Mohiton Bibi has been waiting for days for her son to return from jail.
Mohar Ali was arrested a month ago after he opened a small museum in his house in a hamlet in Goalpara district in the north-eastern Indian state of Assam. The museum, he said, was dedicated to the culture of ‘Miyas’ – Bengali-speaking Muslims in the state.
Mr Ali, who is the leader of a local political party, spent around 7,000 rupees ($86; £71) to set up the place, which mainly displayed some agricultural tools and garments.
But two days later, local authorities shut the museum down. They also sealed Mr Ali’s home, alleging that he had wrongly used the house – which was allotted to him under a government scheme – for commercial purposes.

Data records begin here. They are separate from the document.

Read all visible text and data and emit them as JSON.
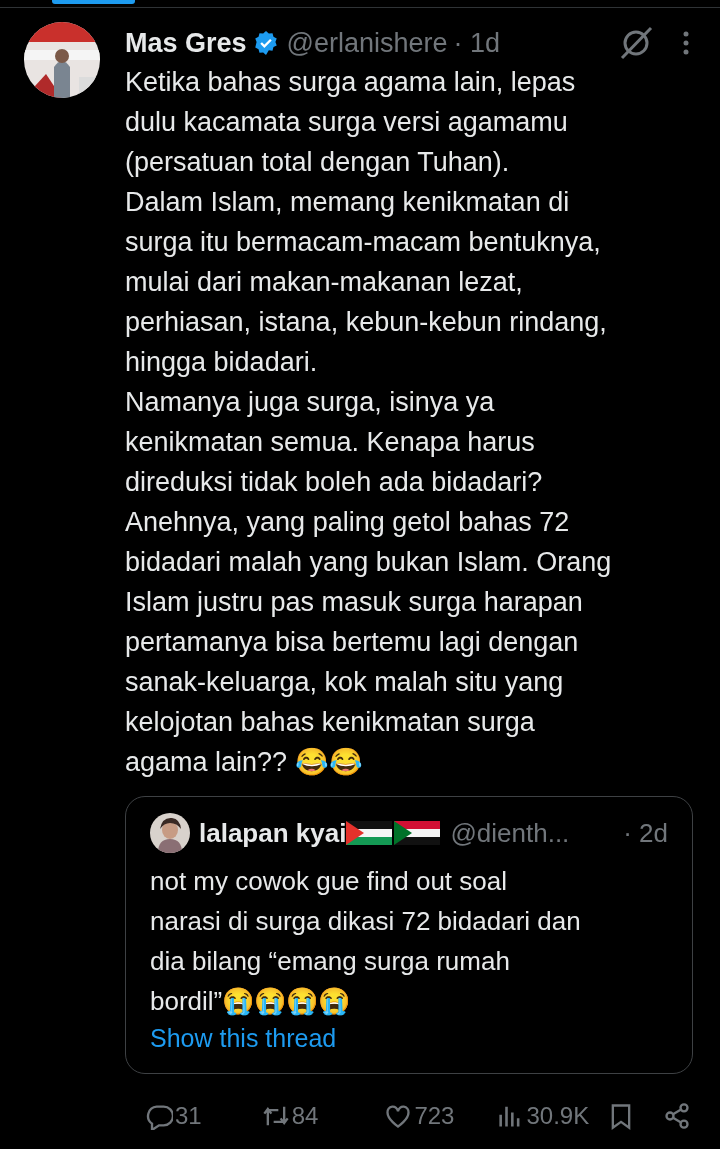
{
  "post": {
    "author": "Mas Gres",
    "verified": true,
    "handle": "@erlanishere",
    "time": "· 1d",
    "text_lines": [
      "Ketika bahas surga agama lain, lepas",
      "dulu kacamata surga versi agamamu",
      "(persatuan total dengan Tuhan).",
      "Dalam Islam, memang kenikmatan di",
      "surga itu bermacam-macam bentuknya,",
      "mulai dari makan-makanan lezat,",
      "perhiasan, istana, kebun-kebun rindang,",
      "hingga bidadari.",
      "Namanya juga surga, isinya ya",
      "kenikmatan semua. Kenapa harus",
      "direduksi tidak boleh ada bidadari?",
      "Anehnya, yang paling getol bahas 72",
      "bidadari malah yang bukan Islam. Orang",
      "Islam justru pas masuk surga harapan",
      "pertamanya bisa bertemu lagi dengan",
      "sanak-keluarga, kok malah situ yang",
      "kelojotan bahas kenikmatan surga",
      "agama lain?? 😂😂"
    ],
    "quote": {
      "author": "lalapan kyai",
      "handle": "@dienth...",
      "time": "· 2d",
      "text_lines": [
        "not my cowok gue find out soal",
        "narasi di surga dikasi 72 bidadari dan",
        "dia bilang “emang surga rumah",
        "bordil”😭😭😭😭"
      ],
      "link": "Show this thread"
    },
    "actions": [
      {
        "kind": "reply",
        "count": "31"
      },
      {
        "kind": "repost",
        "count": "84"
      },
      {
        "kind": "like",
        "count": "723"
      },
      {
        "kind": "views",
        "count": "30.9K"
      },
      {
        "kind": "bookmark"
      },
      {
        "kind": "share"
      }
    ]
  }
}
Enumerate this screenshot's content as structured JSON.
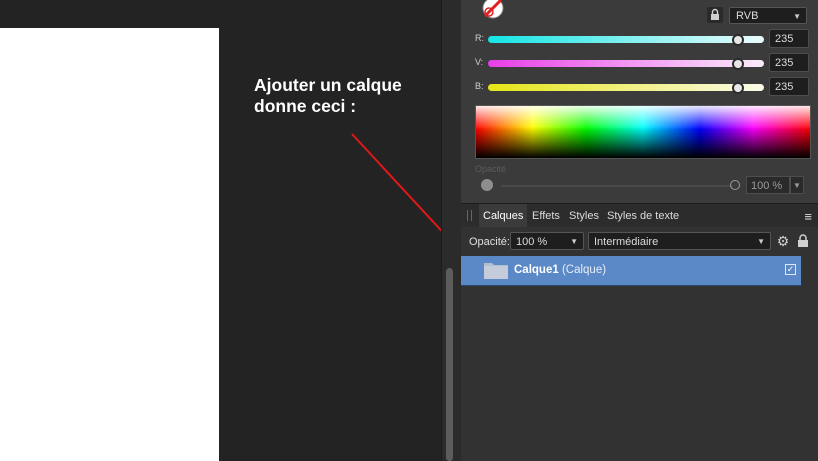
{
  "annotation": {
    "line1": "Ajouter un calque",
    "line2": "donne ceci :"
  },
  "colors": {
    "accent": "#5b88c6",
    "arrow": "#e01818",
    "canvas": "#ffffff"
  },
  "color_panel": {
    "mode": "RVB",
    "sliders": [
      {
        "label": "R:",
        "value": "235",
        "level": 0.92,
        "gradient": [
          "#15e5e5",
          "#ebfbfb"
        ]
      },
      {
        "label": "V:",
        "value": "235",
        "level": 0.92,
        "gradient": [
          "#e83ee8",
          "#fbecfb"
        ]
      },
      {
        "label": "B:",
        "value": "235",
        "level": 0.92,
        "gradient": [
          "#e5e515",
          "#fbfbeb"
        ]
      }
    ],
    "opacity_label": "Opacité",
    "opacity_value": "100 %"
  },
  "tabs": [
    {
      "label": "Calques",
      "active": true
    },
    {
      "label": "Effets",
      "active": false
    },
    {
      "label": "Styles",
      "active": false
    },
    {
      "label": "Styles de texte",
      "active": false
    }
  ],
  "layers_toolbar": {
    "opacity_label": "Opacité:",
    "opacity_value": "100 %",
    "blend_mode": "Intermédiaire"
  },
  "layer": {
    "name": "Calque1",
    "type": "(Calque)",
    "visible": true
  },
  "icons": [
    "no-fill-icon",
    "lock-icon",
    "gear-icon",
    "menu-icon",
    "folder-icon",
    "checkbox-icon",
    "chevron-down-icon",
    "grip-icon"
  ]
}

The police also arrested Mr Ali and two others who had helped set up the museum.
They have said that the case against them was not connected to the museum and was instead due to their alleged links to two terror groups. The three men, who have been charged under a draconian anti-terrorism law that makes it almost impossible to get bail, have denied the accusation.
“What exactly is his crime?” Mr Ali’s mother asks, her eyes welling up.
Critics say the arrests are the latest in a long line of attempts to marginalise the community in Assam, a complex and multi-ethnic state where linguistic identity and citizenship are the biggest political fault lines.
The state – residents include Bengali and Assamese-speaking Hindus, a medley of tribespeople and Muslims – has seen an anti-immigration movement against “outsiders” from neighbouring Bangladesh for decades. Bengali-speaking Muslims, in particular, have often been accused of being undocumented immigrants.
Since coming to power in 2016, the governing Bharatiya Janata Party (BJP) has rallied its vote base of Hindus and tribal communities by announcing policies that critics say are discriminatory towards Muslims. Several politicians, including current chief minister Himanta Biswa Sarma, have also targeted them in speeches.
After returning to power in 2021, the BJP government forcibly evicted thousands of people in a controversial drive against illegal encroachments – most of those affected were Bengali-speaking Muslims. Earlier this year, the government also approved the classification of five Muslim groups as “indigenous Assamese” communities, raising fears of further marginalisation of others.
“Muslims of Bengali origin have become a soft target of politics,” says Dr Hafiz Ahmed, a scholar who works with the community.
“The idea is to show to the majority [population] that Miya people are not a part of the Assamese society – they are enemies.”
This story was originally published in bbc.com . Read the full story here